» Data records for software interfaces
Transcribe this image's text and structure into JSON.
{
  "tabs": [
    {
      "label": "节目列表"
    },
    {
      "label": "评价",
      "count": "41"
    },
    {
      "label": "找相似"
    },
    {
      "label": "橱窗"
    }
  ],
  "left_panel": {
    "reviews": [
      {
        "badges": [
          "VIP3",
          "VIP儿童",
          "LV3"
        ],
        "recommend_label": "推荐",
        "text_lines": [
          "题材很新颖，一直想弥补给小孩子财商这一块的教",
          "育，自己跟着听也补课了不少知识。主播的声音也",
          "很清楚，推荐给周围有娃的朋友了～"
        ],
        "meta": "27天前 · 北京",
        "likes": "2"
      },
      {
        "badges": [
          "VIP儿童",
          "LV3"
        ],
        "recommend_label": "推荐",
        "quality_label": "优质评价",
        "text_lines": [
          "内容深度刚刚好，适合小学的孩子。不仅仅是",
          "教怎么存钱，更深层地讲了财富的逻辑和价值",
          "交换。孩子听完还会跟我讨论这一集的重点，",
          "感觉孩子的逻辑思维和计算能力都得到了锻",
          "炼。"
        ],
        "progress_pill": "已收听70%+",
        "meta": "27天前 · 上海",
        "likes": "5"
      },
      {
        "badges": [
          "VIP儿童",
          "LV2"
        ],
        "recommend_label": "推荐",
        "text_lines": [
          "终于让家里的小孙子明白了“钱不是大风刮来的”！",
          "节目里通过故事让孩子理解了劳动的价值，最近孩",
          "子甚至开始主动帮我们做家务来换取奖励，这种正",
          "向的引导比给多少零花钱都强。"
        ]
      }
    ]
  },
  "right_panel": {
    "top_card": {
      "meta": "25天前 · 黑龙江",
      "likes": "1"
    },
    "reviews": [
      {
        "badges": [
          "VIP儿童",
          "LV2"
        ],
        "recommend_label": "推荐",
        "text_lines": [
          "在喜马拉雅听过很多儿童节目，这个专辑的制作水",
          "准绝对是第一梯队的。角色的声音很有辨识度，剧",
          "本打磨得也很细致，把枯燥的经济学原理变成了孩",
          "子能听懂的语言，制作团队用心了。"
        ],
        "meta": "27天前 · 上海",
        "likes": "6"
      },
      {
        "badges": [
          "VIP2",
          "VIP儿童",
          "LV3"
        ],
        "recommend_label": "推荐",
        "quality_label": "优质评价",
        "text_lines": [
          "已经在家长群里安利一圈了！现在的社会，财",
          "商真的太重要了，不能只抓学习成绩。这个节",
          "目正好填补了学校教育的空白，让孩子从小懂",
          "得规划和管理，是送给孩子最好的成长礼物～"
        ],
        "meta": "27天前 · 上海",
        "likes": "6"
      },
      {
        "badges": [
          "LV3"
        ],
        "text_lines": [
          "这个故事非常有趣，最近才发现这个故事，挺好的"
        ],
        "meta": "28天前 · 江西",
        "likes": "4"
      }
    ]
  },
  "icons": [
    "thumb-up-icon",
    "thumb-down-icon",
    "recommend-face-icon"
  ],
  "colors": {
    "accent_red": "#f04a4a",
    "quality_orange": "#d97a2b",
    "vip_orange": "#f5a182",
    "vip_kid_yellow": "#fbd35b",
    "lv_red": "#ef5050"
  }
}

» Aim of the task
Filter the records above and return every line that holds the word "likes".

» Exercise result
        "likes": "2"
        "likes": "5"
      "likes": "1"
        "likes": "6"
        "likes": "6"
        "likes": "4"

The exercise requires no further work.